------ DATA PROVIDED ------

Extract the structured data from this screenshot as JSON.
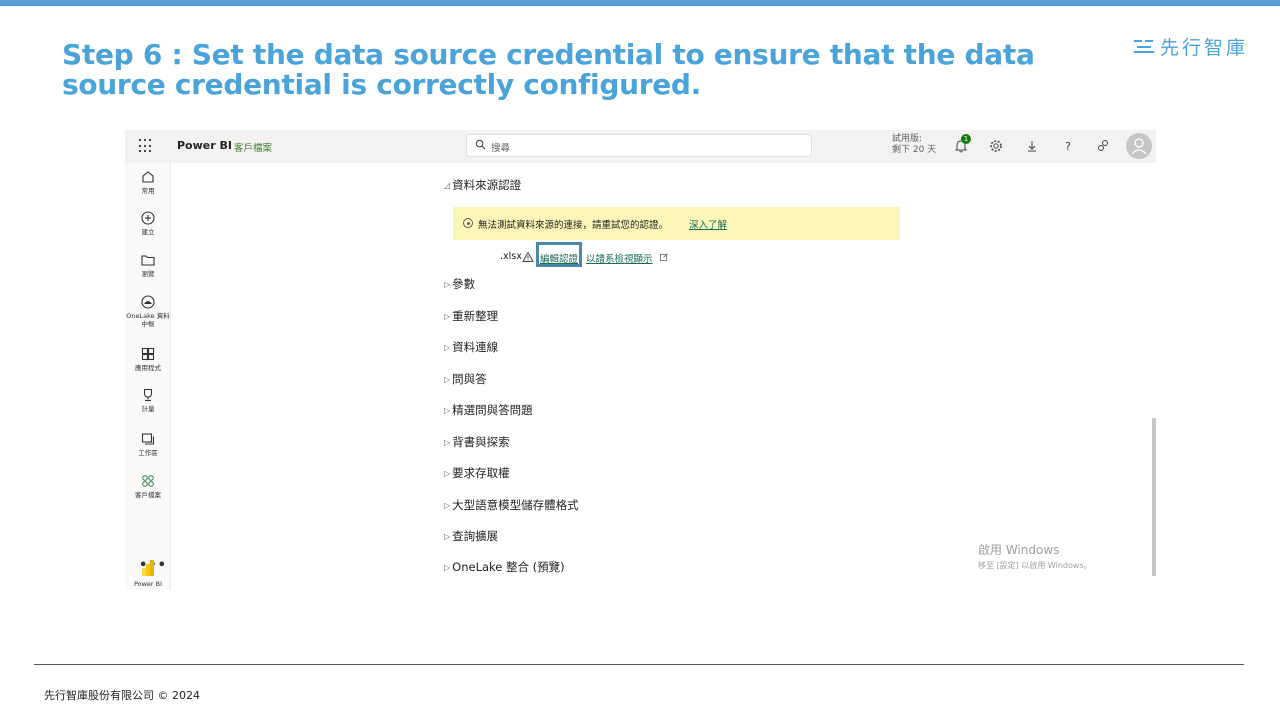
{
  "slide": {
    "title": "Step 6 : Set the data source credential to ensure that the data source credential is correctly configured.",
    "logo_text": "先行智庫",
    "footer": "先行智庫股份有限公司 © 2024"
  },
  "header": {
    "brand": "Power BI",
    "workspace": "客戶檔案",
    "search_placeholder": "搜尋",
    "trial_line1": "試用版:",
    "trial_line2": "剩下 20 天",
    "notification_count": "1",
    "icons": [
      "app-launcher-icon",
      "bell-icon",
      "gear-icon",
      "download-icon",
      "help-icon",
      "share-icon",
      "avatar-icon"
    ]
  },
  "nav": {
    "items": [
      {
        "label": "常用",
        "icon": "home-icon"
      },
      {
        "label": "建立",
        "icon": "plus-circle-icon"
      },
      {
        "label": "瀏覽",
        "icon": "folder-icon"
      },
      {
        "label": "OneLake 資料中樞",
        "icon": "onelake-icon"
      },
      {
        "label": "應用程式",
        "icon": "apps-icon"
      },
      {
        "label": "計量",
        "icon": "trophy-icon"
      },
      {
        "label": "工作區",
        "icon": "workspace-icon"
      },
      {
        "label": "客戶檔案",
        "icon": "workspace-people-icon"
      }
    ],
    "more": "•••",
    "bottom_label": "Power BI"
  },
  "settings": {
    "expanded_section": "資料來源認證",
    "warning_text": "無法測試資料來源的連接，請重試您的認證。",
    "warning_link": "深入了解",
    "file_ext": ".xlsx",
    "edit_credentials": "編輯認證",
    "show_in_lineage": "以譜系檢視顯示",
    "collapsed_sections": [
      "參數",
      "重新整理",
      "資料連線",
      "問與答",
      "精選問與答問題",
      "背書與探索",
      "要求存取權",
      "大型語意模型儲存體格式",
      "查詢擴展",
      "OneLake 整合 (預覽)"
    ]
  },
  "windows_activation": {
    "line1": "啟用 Windows",
    "line2": "移至 [設定] 以啟用 Windows。"
  },
  "colors": {
    "title": "#4aa3d9",
    "accent_green": "#107c10",
    "warning_bg": "#fbf6b8",
    "highlight_box": "#4a89a8"
  }
}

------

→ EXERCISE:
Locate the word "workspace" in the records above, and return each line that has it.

→ RESPONSE:
    "workspace": "客戶檔案",
        "icon": "workspace-icon"
        "icon": "workspace-people-icon"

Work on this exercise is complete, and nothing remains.